- Remember back when Facebook was going to die because they were too old and uncool to get mobile? Yeah, me neither. Now they’re making money, handheld over fist.
- Reddit launched a new Live feature for unfolding news to better serve and reflect the high activity on the site when news breaks. The updated format makes the story easier to follow, and allows users to add content without starting a new thread and fragmenting the conversation.
- Should you buy an Amazon Fire phone? Unless you’re an Amazon-loving, domestic-only-traveling, early-adopter type who adores AT&T, Engadget suggests you hold off.
Weekend fun: Emoji karaoke is a thing, and the folks who came up with the one below are undisputed masters. Read more via Nate Matias, and try it yourself.
- With a growing and highly engaged (dare I say fanatical?) user base, Instagram has remained a social media darling. This comprehensive piece describes how its founders make the business tick, keep user engaged in a landscape of mercurial tastes, and prepare the app for monetization in the future.

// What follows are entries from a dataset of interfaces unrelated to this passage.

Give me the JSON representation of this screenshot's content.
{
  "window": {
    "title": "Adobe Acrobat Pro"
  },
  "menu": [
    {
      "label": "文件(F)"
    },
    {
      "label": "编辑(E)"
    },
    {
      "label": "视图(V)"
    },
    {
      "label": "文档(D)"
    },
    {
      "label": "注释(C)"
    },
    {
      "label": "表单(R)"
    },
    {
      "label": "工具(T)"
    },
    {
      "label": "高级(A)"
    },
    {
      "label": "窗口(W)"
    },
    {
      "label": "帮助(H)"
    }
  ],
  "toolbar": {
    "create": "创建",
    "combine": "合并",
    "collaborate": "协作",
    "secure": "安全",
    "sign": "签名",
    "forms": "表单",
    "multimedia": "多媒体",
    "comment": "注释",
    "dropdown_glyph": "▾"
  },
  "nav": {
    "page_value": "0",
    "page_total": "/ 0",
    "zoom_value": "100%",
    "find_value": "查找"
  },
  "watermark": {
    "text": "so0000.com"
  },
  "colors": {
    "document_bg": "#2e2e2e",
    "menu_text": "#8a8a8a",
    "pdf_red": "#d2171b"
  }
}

- There’s a new Facebook app, but only for famous people. Features focus on ease of use for content publishing (rather than perusing friends’ vacation pics), tracking mentions, and hosting Live Q &As.
- Anonymous app Secret, famous for airing the tech industry’s dirty laundry in a mobile-friendly, passive-aggressive art form, raised $25M this week. Here’s how.
- Is the internet dumbing us down into a culture where we merely share attention-grabbing headlines without consuming the content? Or can content that’s not aggressively shared find a readership over time? If you’re publishing online, it’s worth understanding how the curve of content consumption that dives into the valley of “meh” sometimes results in the hill of “wow”.
Weekend fun: Who’s the biggest Star Wars
geek fan: Stephen Colbert or Jon Stewart? Watch and find out.